International students will still need to abide by the quarantine laws of the state/territory they arrive to however in jurisdictions without quarantine arrangements, international students will not count towards passenger caps. All travellers will need to return a negative PCR test before they board their flight however will not be required to quarantine if the state/territory they are arriving in to do does not have quarantine requirements.

What impact will lifting the travel ban have?

This announcement is well-timed to meet an industry-wide shortage of workers because of the pandemic. Industries such as universities, which are reliant on international students, and the horticulture industry which relies on working holiday makers will be particularly supported by this new announcement.

We anticipate a backlog of visa applications for the Department to process due to inactivity during the COVID-19 pandemic.

Businesses and individuals should look to lodge new visa applications as soon as possible to ensure there are no further delays to securing skilled staff from overseas.

If you have any questions about the changes to visa laws, the Employment, Safety and Migration team at Macpherson Kelley are well placed to assist. Please do not hesitate to contact us.

stay up to date with our news & insights

Travel ban lifted for skilled workers and international students

22 November 2021
kian bone

*The planned easing of border restrictions for 1 December has been paused until 15 December. Further information will be provided as developments arise.

Prime Minister Scott Morrison has today announced that travel restrictions will be further lifted to facilitate the return of skilled workers, working holiday makers and students to Australia. This will end the 620-day streak of Australia’s international borders being closed to all visa holders except those who met stringent exemption requirements.

Eligible visa holders can enter Australia from 1 December

From 1 December 2021, eligible visa holders will be able to come to Australia without needing to first apply and receive a travel exemption, provided the individuals are fully vaccinated. This change is a result of the country meeting the 85% target of the population being double vaccinated. Further it was announced that vaccinated passengers from Korea and Japan will also be able to arrive in Australia as part of a “travel bubble program”. This follows the travel bubble implementation that has already begun with Singapore.

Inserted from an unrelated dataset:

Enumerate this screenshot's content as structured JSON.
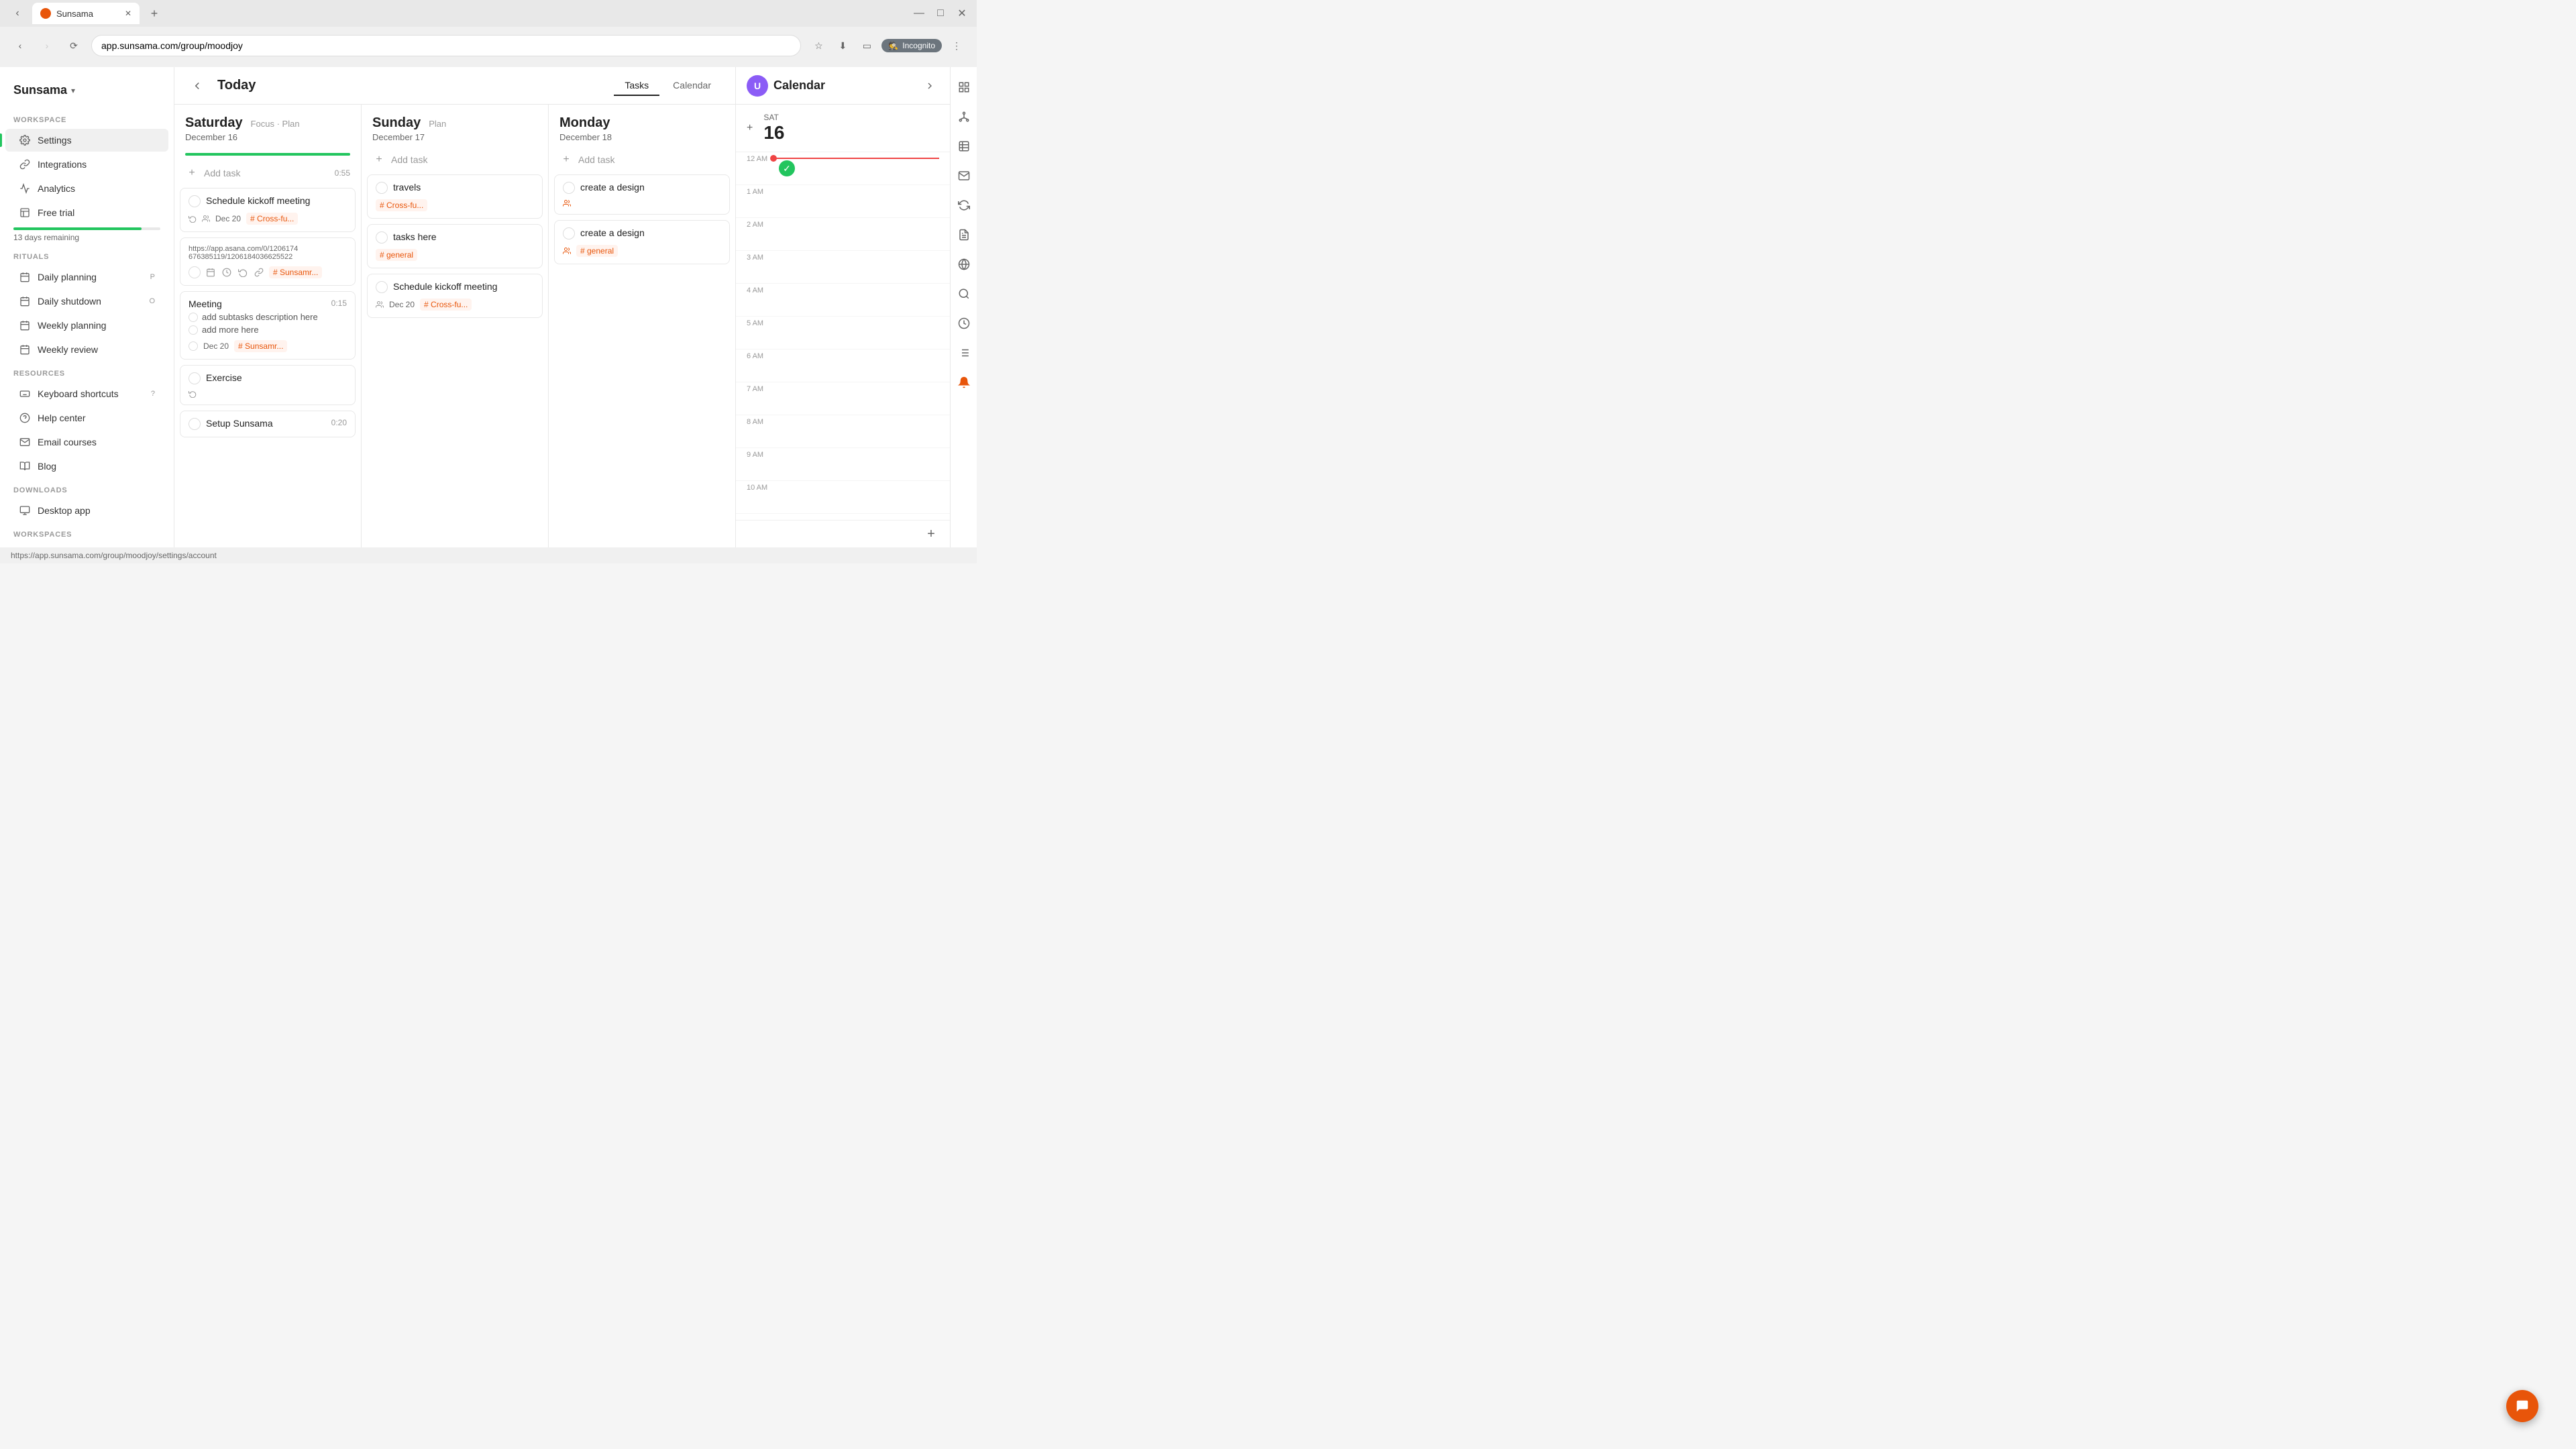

Minister for Home Affairs Karen Andrews stated that the Department is working on a figure of approximately 200,000 travellers in the coming months. There are currently 79,600 places for skilled visas, 13,750 for the humanitarian program with no limit on student visas.

International students will still need to abide by the quarantine laws of the state/territory they arrive to however in jurisdictions without quarantine arrangements, international students will not count towards passenger caps. All travellers will need to return a negative PCR test before they board their flight however will not be required to quarantine if the state/territory they are arriving in to do does not have quarantine requirements.

What impact will lifting the travel ban have?

This announcement is well-timed to meet an industry-wide shortage of workers because of the pandemic. Industries such as universities, which are reliant on international students, and the horticulture industry which relies on working holiday makers will be particularly supported by this new announcement.

We anticipate a backlog of visa applications for the Department to process due to inactivity during the COVID-19 pandemic.

Businesses and individuals should look to lodge new visa applications as soon as possible to ensure there are no further delays to securing skilled staff from overseas.

If you have any questions about the changes to visa laws, the Employment, Safety and Migration team at Macpherson Kelley are well placed to assist. Please do not hesitate to contact us.